The ancient bureaucratic system also held the art of equivocating as a quintessential virtue for those who jockey for power. The “art of equivocating” means to take time producing an ambiguous response and, in the meantime, coordinating support during the time gained.
A man from the Jin dynasty, called Wan, was good at making evasive statements. A man of high office asked him one day about the difference between Taoism and Confucianism. A lengthy answer was surely to be expected. But Wan finished his answer in three sparse Chinese characters that meant, “Hardly can they be rendered the same.”
Although the answer was aggravatingly evasive and bordered on mendacity, the inquirer was greatly satisfied. Perhaps he appreciated Wan’s political sense. Eventually he appointed Wan to be a cabinet member.
It was Prime Minister Jin Hui who killed Yue Fei, the great general of the southern Song Dynasty. Jin Hui was so jealous of General Yue, who fought off the Mongolian hordes, that he finally put the man in jail. An angry general demanded an answer from Jin Hui: What on earth is the man guilty of? Again, Jin’s answer consists of three Chinese characters, which meant, “Perhaps he might be.” There are controversies about how to interpret Jin Hui’s retort. Nonetheless these are anecdotes people often use to describe a man who equivocates and avoids danger.

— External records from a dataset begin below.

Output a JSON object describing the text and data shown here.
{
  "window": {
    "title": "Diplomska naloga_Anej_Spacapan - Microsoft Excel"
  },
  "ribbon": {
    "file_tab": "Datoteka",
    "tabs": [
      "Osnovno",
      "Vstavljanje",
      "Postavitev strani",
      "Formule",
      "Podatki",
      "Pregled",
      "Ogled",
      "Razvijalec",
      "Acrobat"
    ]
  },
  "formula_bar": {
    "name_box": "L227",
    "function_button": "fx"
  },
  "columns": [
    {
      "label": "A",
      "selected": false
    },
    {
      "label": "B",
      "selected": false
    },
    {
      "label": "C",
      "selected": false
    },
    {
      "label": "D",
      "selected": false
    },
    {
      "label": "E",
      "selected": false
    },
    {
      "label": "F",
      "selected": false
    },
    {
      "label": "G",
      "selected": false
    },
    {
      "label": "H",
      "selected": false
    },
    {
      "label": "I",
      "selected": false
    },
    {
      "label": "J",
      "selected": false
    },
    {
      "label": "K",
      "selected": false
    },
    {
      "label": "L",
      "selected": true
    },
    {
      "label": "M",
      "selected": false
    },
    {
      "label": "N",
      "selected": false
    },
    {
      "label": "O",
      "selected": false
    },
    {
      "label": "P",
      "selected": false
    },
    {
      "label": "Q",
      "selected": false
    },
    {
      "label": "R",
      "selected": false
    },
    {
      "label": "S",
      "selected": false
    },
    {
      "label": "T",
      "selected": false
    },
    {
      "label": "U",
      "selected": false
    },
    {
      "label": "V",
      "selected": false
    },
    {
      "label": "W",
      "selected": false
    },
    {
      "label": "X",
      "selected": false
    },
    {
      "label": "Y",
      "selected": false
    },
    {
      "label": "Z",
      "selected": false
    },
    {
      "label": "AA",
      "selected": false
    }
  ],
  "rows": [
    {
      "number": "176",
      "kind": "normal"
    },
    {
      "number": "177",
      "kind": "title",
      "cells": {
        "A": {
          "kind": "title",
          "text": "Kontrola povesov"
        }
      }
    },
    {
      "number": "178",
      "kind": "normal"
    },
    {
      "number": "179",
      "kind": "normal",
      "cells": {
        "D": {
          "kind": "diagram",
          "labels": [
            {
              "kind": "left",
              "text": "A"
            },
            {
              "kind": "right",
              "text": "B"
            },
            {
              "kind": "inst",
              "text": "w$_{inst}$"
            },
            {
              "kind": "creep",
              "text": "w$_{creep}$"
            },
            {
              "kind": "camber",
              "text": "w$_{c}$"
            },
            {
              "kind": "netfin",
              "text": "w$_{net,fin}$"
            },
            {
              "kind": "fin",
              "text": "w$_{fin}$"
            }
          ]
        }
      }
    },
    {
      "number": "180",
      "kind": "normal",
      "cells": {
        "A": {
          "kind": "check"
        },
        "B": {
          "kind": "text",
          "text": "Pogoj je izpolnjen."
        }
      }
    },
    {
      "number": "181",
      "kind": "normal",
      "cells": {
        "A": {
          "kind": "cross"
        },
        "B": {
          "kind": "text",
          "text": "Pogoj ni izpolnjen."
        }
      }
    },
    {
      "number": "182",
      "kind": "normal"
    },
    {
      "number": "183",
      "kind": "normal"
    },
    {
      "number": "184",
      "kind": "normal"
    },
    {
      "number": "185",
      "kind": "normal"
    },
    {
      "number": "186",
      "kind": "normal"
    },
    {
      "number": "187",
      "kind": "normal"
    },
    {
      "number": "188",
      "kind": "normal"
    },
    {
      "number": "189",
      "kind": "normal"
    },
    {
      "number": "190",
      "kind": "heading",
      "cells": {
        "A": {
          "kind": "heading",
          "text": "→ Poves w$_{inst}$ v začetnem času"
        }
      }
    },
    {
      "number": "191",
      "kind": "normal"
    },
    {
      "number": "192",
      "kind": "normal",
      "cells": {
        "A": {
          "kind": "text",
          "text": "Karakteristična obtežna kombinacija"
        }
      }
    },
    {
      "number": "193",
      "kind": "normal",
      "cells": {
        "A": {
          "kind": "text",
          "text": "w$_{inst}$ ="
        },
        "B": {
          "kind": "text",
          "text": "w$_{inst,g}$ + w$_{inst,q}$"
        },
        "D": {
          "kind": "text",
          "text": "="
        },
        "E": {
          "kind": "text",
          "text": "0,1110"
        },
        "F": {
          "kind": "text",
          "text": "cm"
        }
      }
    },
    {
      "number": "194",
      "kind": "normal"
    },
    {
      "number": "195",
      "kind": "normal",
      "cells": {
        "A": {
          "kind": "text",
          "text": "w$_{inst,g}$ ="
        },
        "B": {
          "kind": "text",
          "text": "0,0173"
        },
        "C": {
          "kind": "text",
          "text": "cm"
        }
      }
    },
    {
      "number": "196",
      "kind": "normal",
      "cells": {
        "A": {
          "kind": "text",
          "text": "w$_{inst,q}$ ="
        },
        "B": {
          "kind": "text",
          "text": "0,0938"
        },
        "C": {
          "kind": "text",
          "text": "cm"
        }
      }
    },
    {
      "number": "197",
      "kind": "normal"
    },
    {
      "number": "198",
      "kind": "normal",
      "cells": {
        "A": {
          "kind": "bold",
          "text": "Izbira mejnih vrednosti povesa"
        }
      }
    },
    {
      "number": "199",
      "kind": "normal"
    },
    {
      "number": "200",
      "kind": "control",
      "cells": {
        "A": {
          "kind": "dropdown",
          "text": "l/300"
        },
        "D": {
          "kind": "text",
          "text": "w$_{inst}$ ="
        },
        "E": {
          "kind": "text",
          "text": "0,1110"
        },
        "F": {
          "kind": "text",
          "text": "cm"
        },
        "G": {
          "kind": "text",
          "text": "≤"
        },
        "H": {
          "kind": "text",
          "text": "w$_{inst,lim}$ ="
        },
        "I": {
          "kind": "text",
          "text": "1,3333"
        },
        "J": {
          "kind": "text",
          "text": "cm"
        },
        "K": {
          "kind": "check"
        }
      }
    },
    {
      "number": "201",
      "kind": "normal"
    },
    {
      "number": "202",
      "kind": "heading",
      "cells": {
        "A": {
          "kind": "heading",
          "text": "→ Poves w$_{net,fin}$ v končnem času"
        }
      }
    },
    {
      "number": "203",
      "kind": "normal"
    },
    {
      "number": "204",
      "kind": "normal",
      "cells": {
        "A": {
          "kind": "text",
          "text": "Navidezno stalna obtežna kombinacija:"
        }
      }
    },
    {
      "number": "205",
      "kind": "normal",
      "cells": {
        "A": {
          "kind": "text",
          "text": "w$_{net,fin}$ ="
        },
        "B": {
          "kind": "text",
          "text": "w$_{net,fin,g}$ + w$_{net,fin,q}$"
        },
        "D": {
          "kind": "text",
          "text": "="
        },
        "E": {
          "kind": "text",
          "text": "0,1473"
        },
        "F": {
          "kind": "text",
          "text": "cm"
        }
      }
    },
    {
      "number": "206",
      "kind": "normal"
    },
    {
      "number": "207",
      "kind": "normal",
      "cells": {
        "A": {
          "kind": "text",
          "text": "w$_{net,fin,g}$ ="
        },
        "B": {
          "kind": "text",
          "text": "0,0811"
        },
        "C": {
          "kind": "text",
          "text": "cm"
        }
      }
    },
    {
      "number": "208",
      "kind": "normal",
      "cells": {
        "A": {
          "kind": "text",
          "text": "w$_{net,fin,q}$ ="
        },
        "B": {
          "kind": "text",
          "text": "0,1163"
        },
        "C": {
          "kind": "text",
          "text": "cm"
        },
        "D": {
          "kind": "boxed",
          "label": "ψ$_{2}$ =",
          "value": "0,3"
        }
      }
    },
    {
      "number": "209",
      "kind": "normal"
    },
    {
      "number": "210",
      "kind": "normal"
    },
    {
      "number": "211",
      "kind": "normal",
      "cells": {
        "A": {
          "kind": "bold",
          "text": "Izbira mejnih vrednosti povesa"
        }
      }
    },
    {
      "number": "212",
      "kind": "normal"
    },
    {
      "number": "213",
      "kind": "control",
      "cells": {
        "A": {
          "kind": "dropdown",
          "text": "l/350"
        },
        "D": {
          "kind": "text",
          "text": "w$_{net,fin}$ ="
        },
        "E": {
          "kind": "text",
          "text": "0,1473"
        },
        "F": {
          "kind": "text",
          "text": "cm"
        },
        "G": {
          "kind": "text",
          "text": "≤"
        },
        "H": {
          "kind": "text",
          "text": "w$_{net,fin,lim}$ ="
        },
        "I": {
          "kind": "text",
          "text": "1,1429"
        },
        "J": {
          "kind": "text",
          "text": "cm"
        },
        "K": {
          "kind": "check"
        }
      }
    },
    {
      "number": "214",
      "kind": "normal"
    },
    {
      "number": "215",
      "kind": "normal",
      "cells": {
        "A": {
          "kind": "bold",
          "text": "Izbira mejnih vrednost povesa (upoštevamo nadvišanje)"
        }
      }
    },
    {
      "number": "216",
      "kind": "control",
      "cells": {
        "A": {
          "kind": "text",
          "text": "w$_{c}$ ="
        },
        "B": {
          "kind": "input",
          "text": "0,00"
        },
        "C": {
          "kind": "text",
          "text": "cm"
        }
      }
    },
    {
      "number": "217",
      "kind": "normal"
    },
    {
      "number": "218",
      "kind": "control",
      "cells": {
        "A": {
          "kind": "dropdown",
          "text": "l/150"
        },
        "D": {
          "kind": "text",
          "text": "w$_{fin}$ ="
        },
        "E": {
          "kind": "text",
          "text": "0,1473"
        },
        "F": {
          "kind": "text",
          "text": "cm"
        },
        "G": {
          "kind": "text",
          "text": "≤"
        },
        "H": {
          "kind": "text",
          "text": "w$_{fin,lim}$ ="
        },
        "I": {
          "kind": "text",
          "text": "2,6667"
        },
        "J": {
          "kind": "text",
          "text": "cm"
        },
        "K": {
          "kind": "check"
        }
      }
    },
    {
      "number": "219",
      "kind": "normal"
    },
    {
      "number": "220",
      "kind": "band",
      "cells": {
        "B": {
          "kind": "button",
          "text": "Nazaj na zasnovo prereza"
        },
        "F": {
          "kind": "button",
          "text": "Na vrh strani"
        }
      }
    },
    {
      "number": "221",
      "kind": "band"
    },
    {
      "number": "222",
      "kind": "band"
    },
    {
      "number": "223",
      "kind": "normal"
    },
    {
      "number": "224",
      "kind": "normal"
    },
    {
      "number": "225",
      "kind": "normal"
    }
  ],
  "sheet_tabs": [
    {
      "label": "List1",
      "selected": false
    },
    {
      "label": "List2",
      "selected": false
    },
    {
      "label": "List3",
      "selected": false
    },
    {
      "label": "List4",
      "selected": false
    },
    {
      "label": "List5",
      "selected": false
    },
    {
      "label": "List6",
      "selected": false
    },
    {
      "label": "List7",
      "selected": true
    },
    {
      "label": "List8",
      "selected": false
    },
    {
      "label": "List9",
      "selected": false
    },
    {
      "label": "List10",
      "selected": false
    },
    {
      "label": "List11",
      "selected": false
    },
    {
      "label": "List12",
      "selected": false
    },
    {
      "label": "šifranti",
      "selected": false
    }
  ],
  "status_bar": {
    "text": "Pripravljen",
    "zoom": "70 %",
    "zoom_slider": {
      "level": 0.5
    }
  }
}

Both stories point to the attitudes required of bureaucrats who have to evaluate circumstances before making a response. It is mischievous of bureaucrats to avoid their responsibilities to secure their positions against pressures from above and below.
A similar approach is found in the control room of the Korean police who investigated the criminal incident involving the owner of a conglomerate. It is unclear whether they intentionally ignored the initial report that said a chairman conducted the attack in question. Repeatedly it was said that they should take all necessary measures to ensure a transparent and accountable investigation.
It is also strange that their previously tepid attitude has now changed by 180 degrees. What we have here seems not only the art of equivocation, which has gloriously flourished through a thousand years of tradition, but also the style of Korean bureaucrats as they attempt to turn a situation to their advantage. Neither of these are reliable.
*The writer is a deputy international news editor of JoongAng Ilbo.
By Yoo Kwang-jong [firstname.lastname@example.org]